Me seconding up the first pitch of 'Dream'
Everything had come together, the late evening light meant a quick scope of the crag. I was in total awe of the zawn, looking across to the cliff from the promontory, it looked really steep with few features, an almost blank piece of rock. Walking back to the van for an early night, I had butterfly's in my stomach, I'm pretty sure it was excitement rather than nervousness. Tomorrow I was going to climb Dream!
Piers leading off on the first pitch
We had a reasonably early start hoping to beat the weekend rush in top notch weather, and were the first team to abseil down to the base of the route. Abseiling down the cliff, the sheet of rock was revealing its secrets; it's slabby angle, flakes, cracks and holds covered the wall. We stopped at the right end of a ledge, the incoming tide covering the first few metres of the climb. Piers began on the first pitch, his first time on the sea cliffs, following a crackline of good gear and holds before moving across to the relative comfort of a stance. I followed, getting into the flow of the climbing having only done a few routes on the cliffs myself.

Me leading off on the second pitch
The second pitch followed no distinct features as I traversed directly across the slab, delicately moving between opposing side pulls and thin gear until I reached the main crack line of Wen running the height of the cliff. Without realising I had gained some height and had set up a belay slightly higher up. This wasn't a problem until Piers was about to set off onto the third pitch.
Piers happy to be across the bold start of Pitch 3
Piers cruising the rest of the third pitch
The third pitch followed a diagonal flake up the wall, but from our position the flake was about 4 metres away, meaning Piers had to make a higher traverse line to get back on route. It was a bold few moves, following small holds and poor feet, a sterling effort by Piers, who then cruised the rest of the pitch.
One more pitch to go. The long traverse around the curving wall above the arch in the zawn. The holds were positive and gear good as I made progress across the wall. I was concentrating really hard at getting the rope work spot on making sure Piers was protected when he followed the pitch. The climbing was never desperate and the exposure was ace, I managed a few glances down when moving my feet only to be distracted by sea kayakers paddling through the arch directly beneath me. I reached the end of the traverse followed by a short groove to complete the pitch and the Dream.

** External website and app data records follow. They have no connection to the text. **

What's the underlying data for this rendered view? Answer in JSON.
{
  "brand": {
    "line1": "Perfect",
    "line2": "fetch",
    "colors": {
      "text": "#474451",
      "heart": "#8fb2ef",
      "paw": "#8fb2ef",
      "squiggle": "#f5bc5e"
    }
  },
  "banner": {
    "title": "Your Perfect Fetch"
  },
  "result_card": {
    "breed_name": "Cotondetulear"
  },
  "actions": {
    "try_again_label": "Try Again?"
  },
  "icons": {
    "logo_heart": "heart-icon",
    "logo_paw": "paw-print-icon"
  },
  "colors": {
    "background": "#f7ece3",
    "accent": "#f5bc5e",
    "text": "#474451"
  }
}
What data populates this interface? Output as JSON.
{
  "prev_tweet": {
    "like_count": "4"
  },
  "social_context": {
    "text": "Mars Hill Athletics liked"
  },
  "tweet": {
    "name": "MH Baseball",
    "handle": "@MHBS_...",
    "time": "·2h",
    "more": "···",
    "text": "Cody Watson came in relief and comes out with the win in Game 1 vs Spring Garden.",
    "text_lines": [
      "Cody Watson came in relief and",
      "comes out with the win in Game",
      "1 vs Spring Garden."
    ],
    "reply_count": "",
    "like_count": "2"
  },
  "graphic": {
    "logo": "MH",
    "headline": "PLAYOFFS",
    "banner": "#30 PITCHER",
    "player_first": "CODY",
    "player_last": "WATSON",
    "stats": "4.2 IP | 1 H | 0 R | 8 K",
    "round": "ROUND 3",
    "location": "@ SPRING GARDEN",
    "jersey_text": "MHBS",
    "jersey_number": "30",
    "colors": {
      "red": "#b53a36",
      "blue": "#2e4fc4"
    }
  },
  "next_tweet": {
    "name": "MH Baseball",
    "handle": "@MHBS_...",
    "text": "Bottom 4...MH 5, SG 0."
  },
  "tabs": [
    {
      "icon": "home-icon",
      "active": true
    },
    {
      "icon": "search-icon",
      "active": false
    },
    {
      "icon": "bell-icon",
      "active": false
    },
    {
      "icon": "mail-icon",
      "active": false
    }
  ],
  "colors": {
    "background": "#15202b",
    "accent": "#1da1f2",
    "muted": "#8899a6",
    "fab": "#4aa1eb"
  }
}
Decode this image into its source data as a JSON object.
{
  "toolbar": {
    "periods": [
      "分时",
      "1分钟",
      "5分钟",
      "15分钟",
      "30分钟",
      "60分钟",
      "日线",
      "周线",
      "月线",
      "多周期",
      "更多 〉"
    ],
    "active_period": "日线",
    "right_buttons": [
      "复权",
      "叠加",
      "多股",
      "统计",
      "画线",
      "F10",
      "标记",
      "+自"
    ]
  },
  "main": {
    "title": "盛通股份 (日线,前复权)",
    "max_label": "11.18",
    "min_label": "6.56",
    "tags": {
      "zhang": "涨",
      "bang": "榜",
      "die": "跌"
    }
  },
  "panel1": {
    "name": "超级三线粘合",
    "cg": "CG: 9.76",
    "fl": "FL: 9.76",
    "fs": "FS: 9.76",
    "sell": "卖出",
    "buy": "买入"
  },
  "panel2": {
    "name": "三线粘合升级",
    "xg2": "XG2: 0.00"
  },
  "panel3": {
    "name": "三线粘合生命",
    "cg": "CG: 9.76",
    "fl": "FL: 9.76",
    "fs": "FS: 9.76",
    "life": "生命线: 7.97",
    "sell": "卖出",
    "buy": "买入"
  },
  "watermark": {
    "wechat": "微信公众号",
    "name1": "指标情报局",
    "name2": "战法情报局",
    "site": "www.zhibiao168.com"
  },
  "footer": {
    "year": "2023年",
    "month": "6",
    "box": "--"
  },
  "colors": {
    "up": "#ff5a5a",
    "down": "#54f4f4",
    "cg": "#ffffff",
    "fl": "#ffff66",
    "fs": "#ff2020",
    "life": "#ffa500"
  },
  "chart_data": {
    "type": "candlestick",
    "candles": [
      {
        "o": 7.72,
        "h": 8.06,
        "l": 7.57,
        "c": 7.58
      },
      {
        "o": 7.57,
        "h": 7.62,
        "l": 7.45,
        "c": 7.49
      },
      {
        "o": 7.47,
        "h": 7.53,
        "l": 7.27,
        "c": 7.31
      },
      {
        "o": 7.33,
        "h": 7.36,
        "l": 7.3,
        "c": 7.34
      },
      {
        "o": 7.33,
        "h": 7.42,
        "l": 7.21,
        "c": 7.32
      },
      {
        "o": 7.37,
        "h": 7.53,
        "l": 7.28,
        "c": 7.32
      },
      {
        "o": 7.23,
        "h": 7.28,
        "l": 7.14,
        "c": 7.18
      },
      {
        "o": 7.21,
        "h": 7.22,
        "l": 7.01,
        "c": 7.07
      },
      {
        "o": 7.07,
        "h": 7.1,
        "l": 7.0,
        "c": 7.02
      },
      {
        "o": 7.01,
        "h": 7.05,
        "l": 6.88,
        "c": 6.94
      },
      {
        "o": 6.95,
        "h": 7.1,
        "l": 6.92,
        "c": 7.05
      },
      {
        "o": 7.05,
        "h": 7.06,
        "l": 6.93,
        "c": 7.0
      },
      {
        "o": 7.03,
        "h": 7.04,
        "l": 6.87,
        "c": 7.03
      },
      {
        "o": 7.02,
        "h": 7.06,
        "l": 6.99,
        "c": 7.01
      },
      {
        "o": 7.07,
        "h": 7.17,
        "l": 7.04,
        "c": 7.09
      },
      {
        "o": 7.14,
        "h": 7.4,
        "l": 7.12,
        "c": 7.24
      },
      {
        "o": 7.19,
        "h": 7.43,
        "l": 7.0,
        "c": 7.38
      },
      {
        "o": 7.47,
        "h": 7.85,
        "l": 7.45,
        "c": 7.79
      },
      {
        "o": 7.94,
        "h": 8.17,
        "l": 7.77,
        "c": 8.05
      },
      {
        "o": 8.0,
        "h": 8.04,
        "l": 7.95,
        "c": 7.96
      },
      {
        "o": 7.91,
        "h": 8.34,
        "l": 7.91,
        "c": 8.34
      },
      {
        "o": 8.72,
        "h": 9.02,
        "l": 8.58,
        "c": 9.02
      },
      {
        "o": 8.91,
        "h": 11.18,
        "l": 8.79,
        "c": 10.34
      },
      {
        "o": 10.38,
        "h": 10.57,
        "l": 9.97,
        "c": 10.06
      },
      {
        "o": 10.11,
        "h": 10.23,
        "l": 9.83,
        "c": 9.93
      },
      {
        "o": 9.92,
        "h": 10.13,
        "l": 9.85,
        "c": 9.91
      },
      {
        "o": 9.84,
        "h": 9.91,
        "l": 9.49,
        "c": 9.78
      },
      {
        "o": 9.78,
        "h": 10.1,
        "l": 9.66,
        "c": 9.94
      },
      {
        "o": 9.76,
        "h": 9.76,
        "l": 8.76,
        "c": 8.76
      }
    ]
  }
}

Me heading off on the traverse of the last pitch

Piers in a sea of rock on the fourth pitch
I was so pleased to have climbed the route after trying to fit it in last year with no luck. This time everything had come together. The climbing is really good, but it is the positions and situation that make it what it is.
After a quick break and a top up of sun cream we retrieved our abseil rope and relocated to the promontory on the front of the zawn, abseiling in Britomartis, another three star HVS, but a route of completely different character.

Piers seconding the first pitch of Britomartis with kayakers looking on
The tide was low as I climbed down from the belay ledge and traversed around the corner to gain access to the steep front face. An initial crack led to a groove surrounded by good holds up the face. The bottom felt desperate and the route felt a very different proposition to 'Dream' as the rock felt very soapy, I was forever chalking up my hands. The higher I got the less desperate the climbing which was good news for my arms as I reached a small stance above. Piers had an audience of sea kayakers who watched, took photos and were probably wondering what we were up to. I was glad to hear Piers was pumped as well once we squeezed onto our hanging belay. Another traverse and a small groove lead to the top and the end of another top route.

Squashed on the belay ledge of Britomartis
What a day, the heat was definitely getting to me now as we headed back to the van. Ice creams in Holyhead and back to the mountains.

Stunning day at the sea cliffs